The Église Notre-Dame de l'Assomption (Church of the Assumption of Our Lady) in Gourdon is an attractive Romanesque parish church of the 12th century. Standing atop a hill in the center of the Burgundian village, it has a pale-pink interior with restored Romanesque frescoes and charming carved capitals.
Gourdon stands on the site of an ancient Gallo-Roman hill fortress. The village first appears in written history in the 6th century AD, with a mention in the De Gloria confessorum by Gregory of Tours - the author says he met with a hermit from the monastery of Gourdon in 570. The records are silent again until a document of 1104, in which a priest from Gourdon was present at a transaction made in the convent of Marcigny.

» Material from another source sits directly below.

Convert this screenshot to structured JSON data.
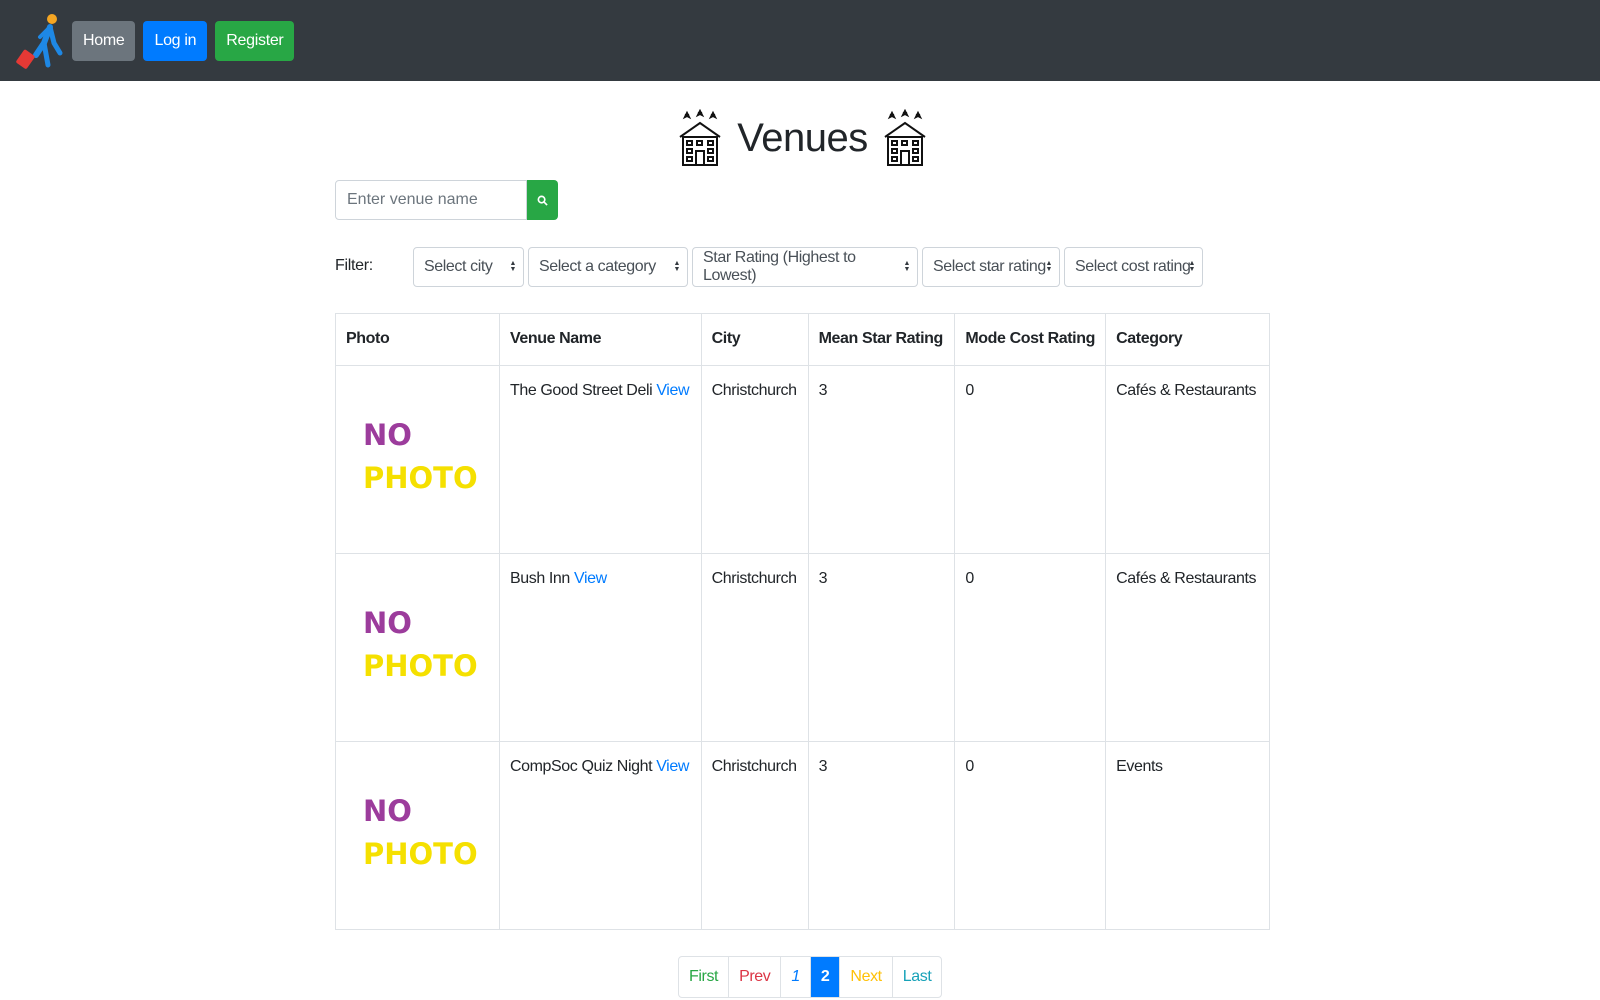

In the later Middle Ages, several documents discuss the status of the relationship between Gourdon and Le Puy en Velay. In the 16th century, it was decided that the canons of Le Puy could rightly be called "priors of Gourdon."
The more recent history of Gourdon Church has focused on preservation and restoration of its magnificent art and architecture. It was classified a historical monument in 1900. The first campaign to restore the frescoes began in 1971 under Mr. Raffin and continued under Mr. Deleval (1987-88) and Mr. Takahashi (1991). The church remains in use as the village's parish church.

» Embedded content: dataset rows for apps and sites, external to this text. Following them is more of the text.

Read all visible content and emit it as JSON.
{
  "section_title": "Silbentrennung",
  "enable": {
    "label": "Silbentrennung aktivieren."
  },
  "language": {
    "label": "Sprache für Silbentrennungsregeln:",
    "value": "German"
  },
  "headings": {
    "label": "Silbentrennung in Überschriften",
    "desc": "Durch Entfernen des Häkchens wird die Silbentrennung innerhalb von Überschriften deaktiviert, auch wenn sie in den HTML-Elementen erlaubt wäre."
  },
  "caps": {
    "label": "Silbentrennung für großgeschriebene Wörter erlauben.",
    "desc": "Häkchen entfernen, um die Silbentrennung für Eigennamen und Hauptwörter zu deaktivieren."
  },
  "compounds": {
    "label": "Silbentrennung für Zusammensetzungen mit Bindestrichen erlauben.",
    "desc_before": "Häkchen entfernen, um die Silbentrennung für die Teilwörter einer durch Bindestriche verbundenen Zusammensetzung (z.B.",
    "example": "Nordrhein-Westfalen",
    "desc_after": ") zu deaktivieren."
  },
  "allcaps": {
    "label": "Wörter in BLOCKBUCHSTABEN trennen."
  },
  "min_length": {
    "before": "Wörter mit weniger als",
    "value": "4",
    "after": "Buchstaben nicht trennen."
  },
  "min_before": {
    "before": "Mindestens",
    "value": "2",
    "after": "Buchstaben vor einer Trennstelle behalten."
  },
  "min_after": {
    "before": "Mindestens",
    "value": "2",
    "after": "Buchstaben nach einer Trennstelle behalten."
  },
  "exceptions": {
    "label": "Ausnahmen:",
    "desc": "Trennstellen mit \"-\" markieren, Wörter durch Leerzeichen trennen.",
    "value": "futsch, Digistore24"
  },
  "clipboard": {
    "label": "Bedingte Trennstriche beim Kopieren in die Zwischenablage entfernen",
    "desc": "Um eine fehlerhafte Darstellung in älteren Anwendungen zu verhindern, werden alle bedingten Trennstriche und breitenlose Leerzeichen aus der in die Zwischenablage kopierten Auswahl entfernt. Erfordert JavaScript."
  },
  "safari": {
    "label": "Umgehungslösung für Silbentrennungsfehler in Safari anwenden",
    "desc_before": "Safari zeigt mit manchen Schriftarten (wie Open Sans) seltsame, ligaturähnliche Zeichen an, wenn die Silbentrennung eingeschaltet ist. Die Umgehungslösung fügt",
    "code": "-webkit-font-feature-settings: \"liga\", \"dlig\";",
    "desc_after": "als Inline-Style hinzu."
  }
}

What to See
Gourdon's parish church crowns the top of the hill at the edge of the village, and fine views over the southern Burgundian countryside can be had from the churchyard and points nearby. A cemetery with modern graves stretches away to the east, while an old well stands in the tiny plaza at the west.
After the grey, castle-like appearance of the church exterior, the nave comes as a pleasant surprise. It has a soft pink hue and a high, attractive vault. The architecture of the nave is actually rather unique for Burgundy - it has groin vaulting as well as three levels (arcade, triforium and clerestory). The round arches of the vault are supported by pillars and engaged columns.

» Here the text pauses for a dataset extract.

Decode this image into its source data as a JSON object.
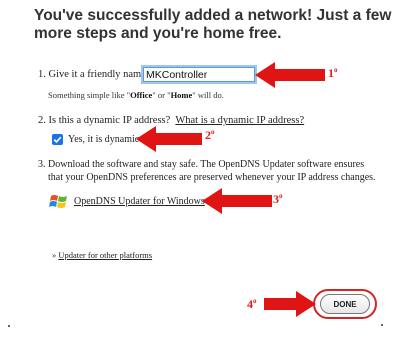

Every column in the nave is topped with a rustically carved capital. Most of the capitals depict mythical creatures in various poses, but a few human figures make an appearance. Towards the front of the nave on the left, a naked women with snakes grawing on her breasts warns against lust.
In the choir, the main attraction are the Romanesque frescoes, which are quite faded and have been significantly restored. Red is the dominant hue, nicely matching the pale pink of the walls. In the apse, Christ in Majesty sits on a throne within a mandorla, surrounded by stylized versions of the Four Evangelists. Between the windows below are busts of two unknown abbots.
The left (north) wall of the choir has frescoes of apostles (moving towards Christ in the apse), the Annunciation, and the Nativity of Christ. Most of the frescoes on the bottom part of the wall have been lost, but the sole survivor is a charmingly slim elephant with cow-like hooves and a tiny trunk. It was painted, of course, by someone who had never seen an elephant. On the right (south) side, there is a bust of Christ between two pilgrims of Emmaus and more apostles up top. There are more frescoes in the apse of the south chapel.
Quick Facts on Gourdon Church
|Names:||Église de Gourdon; Église Paroissiale Notre-Dame de l'Assomption; Gourdon Church; Gourdon Parish Church|
|Feat:||Romanesque Sculpture; Romanesque Murals|
|Visitor and Contact Information|
|Coordinates:||46.641658° N, 4.446609° E (view on Google Maps)|
|Lodging:||View hotels near this location|
Map of Gourdon Church
Below is a location map and aerial view of Gourdon Church. Using the buttons on the left (or the wheel on your mouse), you can zoom in for a closer look, or zoom out to get your bearings. To move around, click and drag the map with your mouse.
- Personal visit (June 4, 2008).
- Informational posters at the church.
- Peter Strafford, Romanesque Churches of France: A Traveller's Guide (London: Gilles de Mare, 2005), 79-80.
|Link code:||<a href="http://www.sacred-destinations.com/france/gourdon-church/france/gourdon-church">Gourdon Church</a>|